Such a revelation sends the priest into a melancholic stupor.
After that, the Nose’s spirits grew darker each day. Surrounded by irritating gossip, he was nastily scolding everybody. Finally, he overheard that the very apprentice monk who’d helped with his treatment was saying, “The Nose is committing the sin of jealousy.”
Another thing that upset the Nose was something one of the temple pageboys did. One day, the Nose heard a dog howling. He strolled out to investigate and saw a pageboy, brandishing a twig about two feet long, running around chasing a skinny, shaggy dog. He wasn’t just chasing it; “Hit you with my nose! Hit you with my nose!” he shouted as he ran. The Nose plucked the stick from his hand and smacked him across the face with it. It was the most disgusting-looking stick imaginable, from a rotting tree.
The Nose was resentful. Not that his nose used to be long, but because it was now short.
And, finally, his situation is enough to trigger off a bout of insomnia – that age-old reaction to dealing with stress.
One evening, after the sun had set, the wind started blowing, causing the bells in the pagoda to ring fiercely, and the monks to toss and turn atop their pillows. What’s more, the wind was remarkably cold, and the Nose, old man that he was, he tried to sleep, but sleep just wouldn’t come. He stared up from his bed, and after a short while, he realized his nose was itching. Touching it with his fingers, it felt moist and started to swell a little. There was nothing he could do; it seemed he’d caught a fever.
He lies in bed feeling miserable, lamenting that his shorter nose is the bringer of all this misery. But a happy ending is on the way for the beleaguered priest, in this short story that so succinctly summaries why we should all be happy with what we’ve got.
The next morning, the Nose woke up early, as usual, and the gingko trees and horse-chestnut trees covering the temple grounds had all dropped their leaves overnight. The yard was bright, as if someone had carpeted it with gold. This was probably due to the frost covering the rooftops nearby. In the thin morning light, the rings adorning the zenith of the pagoda shined brilliantly. The monks of Zenchi Temple lifted the shutters covering the porch, and deeply inhaled the morning air.

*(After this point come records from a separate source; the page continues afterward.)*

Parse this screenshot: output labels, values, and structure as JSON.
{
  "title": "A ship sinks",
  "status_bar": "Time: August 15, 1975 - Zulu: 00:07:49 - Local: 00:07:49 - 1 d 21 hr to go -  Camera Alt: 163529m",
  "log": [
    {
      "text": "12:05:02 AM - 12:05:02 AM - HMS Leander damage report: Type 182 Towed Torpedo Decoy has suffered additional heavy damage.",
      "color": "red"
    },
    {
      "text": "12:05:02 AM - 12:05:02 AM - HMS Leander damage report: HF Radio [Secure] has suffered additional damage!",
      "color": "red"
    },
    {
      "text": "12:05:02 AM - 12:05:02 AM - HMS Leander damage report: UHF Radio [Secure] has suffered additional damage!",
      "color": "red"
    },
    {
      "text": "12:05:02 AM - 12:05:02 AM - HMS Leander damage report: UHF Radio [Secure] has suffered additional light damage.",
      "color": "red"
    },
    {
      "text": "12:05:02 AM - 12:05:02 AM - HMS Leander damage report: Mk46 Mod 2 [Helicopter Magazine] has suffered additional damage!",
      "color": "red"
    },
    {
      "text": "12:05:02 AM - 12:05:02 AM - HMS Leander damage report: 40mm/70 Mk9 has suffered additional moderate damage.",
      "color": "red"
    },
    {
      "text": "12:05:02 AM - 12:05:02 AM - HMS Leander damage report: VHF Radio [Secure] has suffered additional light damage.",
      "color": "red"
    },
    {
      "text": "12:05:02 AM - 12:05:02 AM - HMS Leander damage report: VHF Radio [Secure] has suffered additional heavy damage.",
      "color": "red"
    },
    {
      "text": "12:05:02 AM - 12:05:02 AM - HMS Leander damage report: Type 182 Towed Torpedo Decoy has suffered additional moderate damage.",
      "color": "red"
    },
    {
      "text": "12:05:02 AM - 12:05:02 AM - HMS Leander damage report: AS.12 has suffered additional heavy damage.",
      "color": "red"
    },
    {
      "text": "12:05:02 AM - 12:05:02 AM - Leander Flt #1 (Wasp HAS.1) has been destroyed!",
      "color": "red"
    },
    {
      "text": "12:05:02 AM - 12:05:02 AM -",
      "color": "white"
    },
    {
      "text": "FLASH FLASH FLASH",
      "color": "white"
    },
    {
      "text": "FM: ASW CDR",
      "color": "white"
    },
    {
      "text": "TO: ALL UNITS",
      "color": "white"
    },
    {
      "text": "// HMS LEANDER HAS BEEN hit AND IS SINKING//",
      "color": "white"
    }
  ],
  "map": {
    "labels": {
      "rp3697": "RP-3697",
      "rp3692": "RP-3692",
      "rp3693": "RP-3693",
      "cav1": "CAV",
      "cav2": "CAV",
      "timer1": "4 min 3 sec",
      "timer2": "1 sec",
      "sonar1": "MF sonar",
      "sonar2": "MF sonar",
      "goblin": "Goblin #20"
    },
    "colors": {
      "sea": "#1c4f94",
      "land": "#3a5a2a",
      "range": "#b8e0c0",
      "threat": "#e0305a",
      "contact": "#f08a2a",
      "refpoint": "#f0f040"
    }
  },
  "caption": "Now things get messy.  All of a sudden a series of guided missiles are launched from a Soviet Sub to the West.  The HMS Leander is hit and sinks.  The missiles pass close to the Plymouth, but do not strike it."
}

This is when, as if he had forgotten, he first realized that a certain sensation had returned.
The Nose, in confusion, lifted his hand to his nose. The thing he touched, it was not the short nose of the night before. From above his upper lip to the bottom of his chin, four or five inches long, it hung down. It was the long nose he’d had before. In the course of one night, his nose had returned to its former length. He felt just as cheerful as he was when his nose became short, he felt that his nose had come back to him.
—after this, I’m certain nobody will laugh, is what the Nose felt in his heart. His long nose was blown about by the first winds of autumn.
Steeped in paranoia and insecurity, The Nose is a story for the ages. As I’ve had to mention many times during my review, it’s so stunningly fitting for the digital era; the Age of Anxiety.
In a world where personal image is everything, reading over Ryūnosuke Akutagawa’s short story would provide many with a potentially therapeutic experience. A trip into their deepest personal fears – a trip through their self-loathing. And a shuddering punch for their subconscious.
But as a standalone tale, it’s also an effective read. Weird as it is – steeped in a sense of Gogol’s mischief from the Russian master’s own story of a nose – it’s a fitting reminder of Akutagawa’s talents as a genius of short story writing.
And as happenstance would have it, The Nose is also something of a social satire on life in the 21st century. Top marks, Akutagawa shi.